Colliers contended that Titan had no standing to bring the action, as it had suffered no loss; only the note holders had suffered loss, as only they were exposed to the mortgage risk, given that they had no recourse to Titan for their losses. Moreover, it was the investors who had funded Titan’s purchase of the loan.
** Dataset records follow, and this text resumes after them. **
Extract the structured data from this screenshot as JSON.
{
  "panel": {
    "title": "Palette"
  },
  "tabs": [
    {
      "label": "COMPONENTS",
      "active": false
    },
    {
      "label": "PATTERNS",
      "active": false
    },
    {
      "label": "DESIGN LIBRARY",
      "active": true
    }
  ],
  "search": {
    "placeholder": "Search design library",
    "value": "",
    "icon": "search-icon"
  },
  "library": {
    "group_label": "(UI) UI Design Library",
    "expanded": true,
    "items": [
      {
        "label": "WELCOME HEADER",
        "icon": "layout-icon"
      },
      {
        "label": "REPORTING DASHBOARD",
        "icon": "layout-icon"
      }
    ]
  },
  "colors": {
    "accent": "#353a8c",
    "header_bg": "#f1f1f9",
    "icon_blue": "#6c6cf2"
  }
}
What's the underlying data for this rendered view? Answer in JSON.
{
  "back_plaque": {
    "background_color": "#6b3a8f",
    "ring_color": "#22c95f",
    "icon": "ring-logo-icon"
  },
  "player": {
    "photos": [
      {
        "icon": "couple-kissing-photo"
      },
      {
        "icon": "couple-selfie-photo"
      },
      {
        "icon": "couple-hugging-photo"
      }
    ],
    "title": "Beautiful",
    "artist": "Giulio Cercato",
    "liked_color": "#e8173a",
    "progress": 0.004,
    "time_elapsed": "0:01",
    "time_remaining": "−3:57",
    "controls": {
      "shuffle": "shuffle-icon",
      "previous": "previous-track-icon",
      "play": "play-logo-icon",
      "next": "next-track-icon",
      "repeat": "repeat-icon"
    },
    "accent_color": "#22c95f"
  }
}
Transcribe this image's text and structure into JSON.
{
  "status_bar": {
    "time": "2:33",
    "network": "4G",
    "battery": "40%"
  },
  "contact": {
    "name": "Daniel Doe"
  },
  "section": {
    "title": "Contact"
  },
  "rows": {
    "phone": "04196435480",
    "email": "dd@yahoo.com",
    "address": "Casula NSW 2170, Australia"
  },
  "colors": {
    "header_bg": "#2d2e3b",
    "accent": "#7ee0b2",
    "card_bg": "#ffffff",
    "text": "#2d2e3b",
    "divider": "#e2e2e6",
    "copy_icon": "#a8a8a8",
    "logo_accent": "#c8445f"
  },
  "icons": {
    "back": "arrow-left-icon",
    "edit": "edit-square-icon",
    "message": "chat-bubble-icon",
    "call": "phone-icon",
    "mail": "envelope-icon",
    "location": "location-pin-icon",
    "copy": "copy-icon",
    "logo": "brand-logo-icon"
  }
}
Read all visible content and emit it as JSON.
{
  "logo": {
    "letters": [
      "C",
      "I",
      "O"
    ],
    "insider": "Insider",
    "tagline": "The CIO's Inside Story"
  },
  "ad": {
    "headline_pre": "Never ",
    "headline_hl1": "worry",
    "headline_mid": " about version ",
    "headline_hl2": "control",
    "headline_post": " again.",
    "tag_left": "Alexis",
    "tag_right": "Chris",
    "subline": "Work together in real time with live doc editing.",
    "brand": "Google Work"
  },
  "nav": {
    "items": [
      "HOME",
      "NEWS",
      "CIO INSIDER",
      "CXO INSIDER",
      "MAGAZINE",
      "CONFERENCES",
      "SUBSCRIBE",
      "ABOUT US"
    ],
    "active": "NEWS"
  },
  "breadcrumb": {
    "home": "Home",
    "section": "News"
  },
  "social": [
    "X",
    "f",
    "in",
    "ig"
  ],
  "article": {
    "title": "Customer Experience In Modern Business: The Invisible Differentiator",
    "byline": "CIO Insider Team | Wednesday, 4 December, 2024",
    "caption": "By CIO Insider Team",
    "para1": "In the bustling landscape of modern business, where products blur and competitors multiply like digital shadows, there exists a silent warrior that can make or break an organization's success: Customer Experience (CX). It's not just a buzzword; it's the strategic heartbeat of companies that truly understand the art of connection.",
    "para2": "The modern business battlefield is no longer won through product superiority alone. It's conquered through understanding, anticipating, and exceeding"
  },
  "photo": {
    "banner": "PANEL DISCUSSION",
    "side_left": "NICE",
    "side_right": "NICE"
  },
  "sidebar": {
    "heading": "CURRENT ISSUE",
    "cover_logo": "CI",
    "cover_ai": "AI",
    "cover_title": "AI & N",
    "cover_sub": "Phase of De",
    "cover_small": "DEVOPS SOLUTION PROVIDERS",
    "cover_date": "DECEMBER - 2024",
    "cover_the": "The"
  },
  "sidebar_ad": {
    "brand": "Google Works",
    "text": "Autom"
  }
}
However, Blair J disagreed with this analysis. He accepted that the investors had clearly suffered an economic loss, but he also acknowledged that they would struggle to bring a claim against Colliers, because they had not directly relied on the valuation report. Instead, he concluded that Titan had also suffered a loss, which it incurred at the moment it purchased the Valbonne loan by buying something worth less than the price it paid for it. The exact amount of loss would not crystallise until the insufficiency of the security became known. Titan had relied on Colliers’ valuation report in making its purchase and Colliers had known that its report would be made available to potential investors in the CMBS. The judge deemed the investors’ original bankrolling of the mortgage purchase and the fact they had no recourse to Titan for their losses to be irrelevant in determining whether Titan had suffered a recoverable loss.
Expert evidence assisted Blair J in finding that the correct value of the property in December 2005 was €103 million, with a margin of error of 15% either side of that figure, allowing a range from €87.55 million to €118.45 million. Colliers had therefore provided a negligent valuation. The judge applied the so-called “SAAMCO” cap that limits recoverable damages to the difference between the negligent valuation and the true valuation at that time, concluding that Titan’s recoverable loss was therefore €135 million minus €103 million, giving €32 million.
This was a deeply pragmatic judgment. Blair J’s conclusion ensured that justice was achieved in this instance because Titan was contractually bound to distribute any damages it received to the note holders. As the judge stated: “all parties would get what they bargained for”. However, many CMBS products are similarly contractually structured, and therefore the ruling is likely to be of wider significance.
Although Colliers will seek permission to appeal on 28 November 2014, this case as it stands provides investors in CMBS products with a simplified route by which they can recover losses arising from the property market crash. Many valuations on which note holders may wish to found such actions were made more than six years ago, raising the spectre of a limitation defence. However, such claims in negligence could still be brought under section 14A of the Limitation Act 1980, which provides that a claimant has three years in which to bring a claim in negligence from the date when he acquired the requisite knowledge. The claimant may not become aware of the valuer’s potential negligence until the borrower defaults on the loan or the property is first revalued.
The residential real estate lending world has been alive to the fact that lenders and debt purchasers may be sat on claims that can be pursued against negligent professionals for some years now. Commercial real estate financiers and in particular CMBS providers have, however, been slow to recognise and pursue such claims. This could be because losses have not yet crystallised or because parties are unwilling to jeopardise ongoing commercial relationships. After Titan any reticence is far less likely to be due to a lack of awareness about when and how such claims can be pursued.